In the courts: The DC Circuit Court’s ruling was limited to the reasonableness of the FCC’s 2015 order and is not dispositive of many pending issues raised in TCPA litigation. The court did not offer an alternative definition of an autodialer or a cognizable liability scheme for calling reassigned numbers and, as a result, there is little direction for litigants. This is particularly challenging for the hundreds of individual and putative class action cases stayed by district courts across the country pending the outcome of the ACA decision. And because the DC Circuit did not issue a remand, it is uncertain whether the FCC will attempt to rewrite the 2015 order to address the issues noted by the court. Given the length of time many cases have already been stayed, however, and the drawn-out regulatory rulemaking process, it seems likely that many courts will lift stays and that litigation will proceed based on circuit court precedent to adjudicate the remaining unsettled issues including (1) what constitutes an ATDS, (2) when the calling party’s reliance on a previous subscriber’s consent ceases to be reasonable, and (3) whether the consumer’s method of revoking consent is reasonable.
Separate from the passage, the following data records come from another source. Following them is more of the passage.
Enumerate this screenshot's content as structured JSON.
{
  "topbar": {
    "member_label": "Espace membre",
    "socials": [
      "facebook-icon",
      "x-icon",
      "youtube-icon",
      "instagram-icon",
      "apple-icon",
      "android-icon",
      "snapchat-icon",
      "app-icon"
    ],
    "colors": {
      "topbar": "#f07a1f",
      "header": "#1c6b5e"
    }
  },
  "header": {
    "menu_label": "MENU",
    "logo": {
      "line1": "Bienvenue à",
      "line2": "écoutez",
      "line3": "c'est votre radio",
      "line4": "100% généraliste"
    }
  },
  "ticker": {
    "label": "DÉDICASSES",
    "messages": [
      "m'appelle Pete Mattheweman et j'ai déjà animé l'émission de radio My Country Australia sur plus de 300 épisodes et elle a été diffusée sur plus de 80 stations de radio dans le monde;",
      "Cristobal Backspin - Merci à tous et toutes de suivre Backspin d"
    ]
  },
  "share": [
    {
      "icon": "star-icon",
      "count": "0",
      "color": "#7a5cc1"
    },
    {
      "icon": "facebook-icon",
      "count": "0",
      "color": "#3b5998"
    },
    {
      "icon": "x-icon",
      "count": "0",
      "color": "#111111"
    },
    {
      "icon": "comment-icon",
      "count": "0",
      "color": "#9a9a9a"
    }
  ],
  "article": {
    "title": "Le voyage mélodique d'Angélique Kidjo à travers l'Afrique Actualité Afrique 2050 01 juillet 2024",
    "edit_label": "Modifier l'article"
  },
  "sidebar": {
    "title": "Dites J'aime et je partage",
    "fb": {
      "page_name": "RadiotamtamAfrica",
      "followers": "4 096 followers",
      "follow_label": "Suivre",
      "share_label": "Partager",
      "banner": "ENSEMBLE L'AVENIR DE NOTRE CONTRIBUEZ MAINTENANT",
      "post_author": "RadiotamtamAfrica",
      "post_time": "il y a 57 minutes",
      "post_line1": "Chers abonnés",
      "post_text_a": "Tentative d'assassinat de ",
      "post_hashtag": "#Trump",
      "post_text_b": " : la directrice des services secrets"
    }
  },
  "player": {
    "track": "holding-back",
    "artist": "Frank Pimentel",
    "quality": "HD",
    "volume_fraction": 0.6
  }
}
As a result of these open issues, we are unlikely to see a precipitous decline in new TCPA filings. Until a consensus forms in the courts on what to do post-ACA, businesses will continue to have risk. Unambiguous consent to place calls will remain the strongest defense to litigation. But depending on the facts of a particular case, businesses may also be able to leverage the court’s order to argue that its ruling is a reset back to the original statutory language of an autodialer, or that a business was reasonable in relying on the previous subscriber’s consent to call a reassigned phone number. And given the increasingly creative methods by which consumers – often assisted by plaintiffs’ counsel or credit repair companies – attempt to opt out, it is reasonable to expect that businesses will also succeed in arguing “idiosyncratic or imaginative” opt-out requests are not effective.
For compliance: Despite some statements about reasonableness that may be useful to litigants, nothing in the court’s decision should cause companies to overhaul their TCPA compliance programs.
The court set aside the FCC’s test for autodialers but provided no test to take its place. Even the court’s discussion of smartphones as not autodialers may have been specific to the examples provided, all in the context of smartphones made for personal and social calls. Only the passing statement that a finding of “capacity” should turn “more on considerations such as how much is required to enable the device to function as an autodialer” provides some useful frame of reference.
The court did not find that callers are authorized to call reassigned numbers in reasonable reliance on past consent (though it did not foreclose that reading of the TCPA should courts choose to adopt it). The decision did not relieve compliance departments of the burden of trying to prevent such calls.
The court affirmed the prior revocation of consent portions of the 2015 order. If a calling party intends to rely on a bilateral agreement with the called party as setting the exclusive means of opt-out, it should do so understanding that neither the FCC nor the DC Court has set forth any safe harbor for valid mutual consent.
And the court affirmed the scope of the healthcare messages exception.
While the court sought to reinforce the need to read the TCPA and the surviving sections of the 2015 order reasonably, calling parties should remain cautious in relaxing any compliance efforts.
Client Alert 2018-074